Subgroups of adolescent single and dual e-cigarette and cigarette users have been identified, but usage patterns have changed in recent years, and there has been an increase in marijuana use. Research is needed with current data to identify subgroups of use including marijuana and determine their behavioral correlates.
We cross classified ever and recent use of e-cigarettes, combustible cigarettes, and marijuana among US high school students in the 2019 Youth Risk Behavior Survey (YRBS), providing 8 different groups. Levels of 14 risk and protective factors were compared across groups in general linear models with demographic covariates using omnibus tests, pairwise comparisons, and planned contrasts. Replicability was tested through identical analyses for 2017 YRBS data.
The nonuser group was 43.9% of the sample. The most frequent user groups were triple users (ever-use proportion: 16.9%), dual (e-cigarette and marijuana) users (15.8%), and exclusive e-cigarette users (13.2%). For risk profiles on levels of psychosocial variables, the triple-user group was typically elevated above all other groups. Exclusive e-cigarette users were above nonusers in risk profile but below dual users (both cigarettes and marijuana). Results were similar for ever use and recent use. The patterning of results in 2019 YRBS data were closely replicated in 2017 YRBS data.
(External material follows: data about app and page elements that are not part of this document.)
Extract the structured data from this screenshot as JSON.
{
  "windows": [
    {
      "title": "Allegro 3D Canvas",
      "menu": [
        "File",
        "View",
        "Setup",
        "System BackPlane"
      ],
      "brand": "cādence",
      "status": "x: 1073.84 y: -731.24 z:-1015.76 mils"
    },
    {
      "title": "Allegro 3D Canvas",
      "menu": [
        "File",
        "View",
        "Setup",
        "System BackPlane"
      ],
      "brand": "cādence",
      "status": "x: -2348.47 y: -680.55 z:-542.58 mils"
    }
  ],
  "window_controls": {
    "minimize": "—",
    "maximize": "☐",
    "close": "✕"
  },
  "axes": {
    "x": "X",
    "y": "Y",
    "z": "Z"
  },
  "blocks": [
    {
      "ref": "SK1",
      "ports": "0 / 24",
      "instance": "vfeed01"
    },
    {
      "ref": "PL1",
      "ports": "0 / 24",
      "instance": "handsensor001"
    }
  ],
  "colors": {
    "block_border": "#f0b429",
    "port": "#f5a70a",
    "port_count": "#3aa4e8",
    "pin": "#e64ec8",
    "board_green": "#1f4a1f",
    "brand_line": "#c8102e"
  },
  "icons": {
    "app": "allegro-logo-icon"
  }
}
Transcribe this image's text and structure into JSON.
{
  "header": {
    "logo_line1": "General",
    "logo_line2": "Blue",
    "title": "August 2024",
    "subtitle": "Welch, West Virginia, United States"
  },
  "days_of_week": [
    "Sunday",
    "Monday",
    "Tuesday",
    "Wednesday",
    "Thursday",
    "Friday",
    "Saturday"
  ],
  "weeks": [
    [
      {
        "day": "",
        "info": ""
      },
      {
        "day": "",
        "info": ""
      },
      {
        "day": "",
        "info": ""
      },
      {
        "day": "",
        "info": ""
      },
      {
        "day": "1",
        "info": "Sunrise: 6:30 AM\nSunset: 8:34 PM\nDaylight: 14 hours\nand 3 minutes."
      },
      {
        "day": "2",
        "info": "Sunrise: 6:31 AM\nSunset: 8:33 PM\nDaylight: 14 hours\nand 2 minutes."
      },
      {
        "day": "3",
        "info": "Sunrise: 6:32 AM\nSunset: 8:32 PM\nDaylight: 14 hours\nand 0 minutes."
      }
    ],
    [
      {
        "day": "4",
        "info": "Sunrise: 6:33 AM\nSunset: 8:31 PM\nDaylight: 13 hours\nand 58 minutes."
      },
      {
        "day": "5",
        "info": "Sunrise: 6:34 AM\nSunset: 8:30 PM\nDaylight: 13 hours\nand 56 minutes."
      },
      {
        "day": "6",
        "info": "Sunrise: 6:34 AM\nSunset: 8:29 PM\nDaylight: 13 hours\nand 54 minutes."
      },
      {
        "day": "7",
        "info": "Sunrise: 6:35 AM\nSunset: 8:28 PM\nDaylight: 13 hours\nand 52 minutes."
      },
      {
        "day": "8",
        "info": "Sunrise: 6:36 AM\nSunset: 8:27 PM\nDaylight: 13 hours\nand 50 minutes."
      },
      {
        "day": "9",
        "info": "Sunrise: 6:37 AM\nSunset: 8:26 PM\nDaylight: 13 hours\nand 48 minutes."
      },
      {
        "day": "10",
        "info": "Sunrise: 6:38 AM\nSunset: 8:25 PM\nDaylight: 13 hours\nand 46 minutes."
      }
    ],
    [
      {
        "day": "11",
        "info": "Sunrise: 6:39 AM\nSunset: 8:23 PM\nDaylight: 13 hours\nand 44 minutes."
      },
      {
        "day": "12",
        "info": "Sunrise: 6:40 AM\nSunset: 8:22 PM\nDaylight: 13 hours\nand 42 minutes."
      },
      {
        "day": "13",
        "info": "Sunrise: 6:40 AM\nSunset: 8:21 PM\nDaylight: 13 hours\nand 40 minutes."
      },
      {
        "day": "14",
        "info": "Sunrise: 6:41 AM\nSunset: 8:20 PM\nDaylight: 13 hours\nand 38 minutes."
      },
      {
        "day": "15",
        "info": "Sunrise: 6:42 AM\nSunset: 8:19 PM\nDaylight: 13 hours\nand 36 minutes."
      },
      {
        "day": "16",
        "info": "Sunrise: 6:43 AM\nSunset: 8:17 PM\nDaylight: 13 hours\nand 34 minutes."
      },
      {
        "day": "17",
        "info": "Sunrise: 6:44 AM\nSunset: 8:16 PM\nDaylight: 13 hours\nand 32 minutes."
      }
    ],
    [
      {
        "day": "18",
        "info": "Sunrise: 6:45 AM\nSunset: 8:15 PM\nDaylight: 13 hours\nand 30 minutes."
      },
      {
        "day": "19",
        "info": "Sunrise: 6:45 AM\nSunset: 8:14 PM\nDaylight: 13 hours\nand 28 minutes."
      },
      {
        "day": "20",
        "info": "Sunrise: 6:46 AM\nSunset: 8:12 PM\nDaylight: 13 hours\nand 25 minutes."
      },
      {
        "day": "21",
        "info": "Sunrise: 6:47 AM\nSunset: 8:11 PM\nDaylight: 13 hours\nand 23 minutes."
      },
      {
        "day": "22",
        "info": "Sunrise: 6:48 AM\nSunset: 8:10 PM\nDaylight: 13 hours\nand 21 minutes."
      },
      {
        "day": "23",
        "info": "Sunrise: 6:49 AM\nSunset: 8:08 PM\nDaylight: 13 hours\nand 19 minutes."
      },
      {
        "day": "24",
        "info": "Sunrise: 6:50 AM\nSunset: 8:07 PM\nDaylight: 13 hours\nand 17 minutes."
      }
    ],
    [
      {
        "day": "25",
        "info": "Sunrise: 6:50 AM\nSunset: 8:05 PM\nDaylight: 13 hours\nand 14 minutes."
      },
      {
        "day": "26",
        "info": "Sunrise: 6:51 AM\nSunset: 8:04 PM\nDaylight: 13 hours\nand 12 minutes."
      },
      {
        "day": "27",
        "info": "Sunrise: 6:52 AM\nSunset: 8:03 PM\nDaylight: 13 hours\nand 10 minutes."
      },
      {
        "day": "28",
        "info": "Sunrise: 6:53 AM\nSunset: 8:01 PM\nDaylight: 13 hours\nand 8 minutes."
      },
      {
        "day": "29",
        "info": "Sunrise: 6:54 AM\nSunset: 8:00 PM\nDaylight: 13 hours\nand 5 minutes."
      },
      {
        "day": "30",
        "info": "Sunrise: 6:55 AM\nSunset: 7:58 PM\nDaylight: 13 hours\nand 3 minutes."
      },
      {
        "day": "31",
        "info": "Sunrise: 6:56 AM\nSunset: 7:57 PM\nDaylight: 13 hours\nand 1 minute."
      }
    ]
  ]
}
Co-occurrence of e-cigarette, cigarette, and marijuana use is currently substantial among adolescents and is associated with an elevated psychosocial risk profile. This has implications for both epidemiology and prevention studies. Further research is needed to study prevalence and identify pathways to triple use.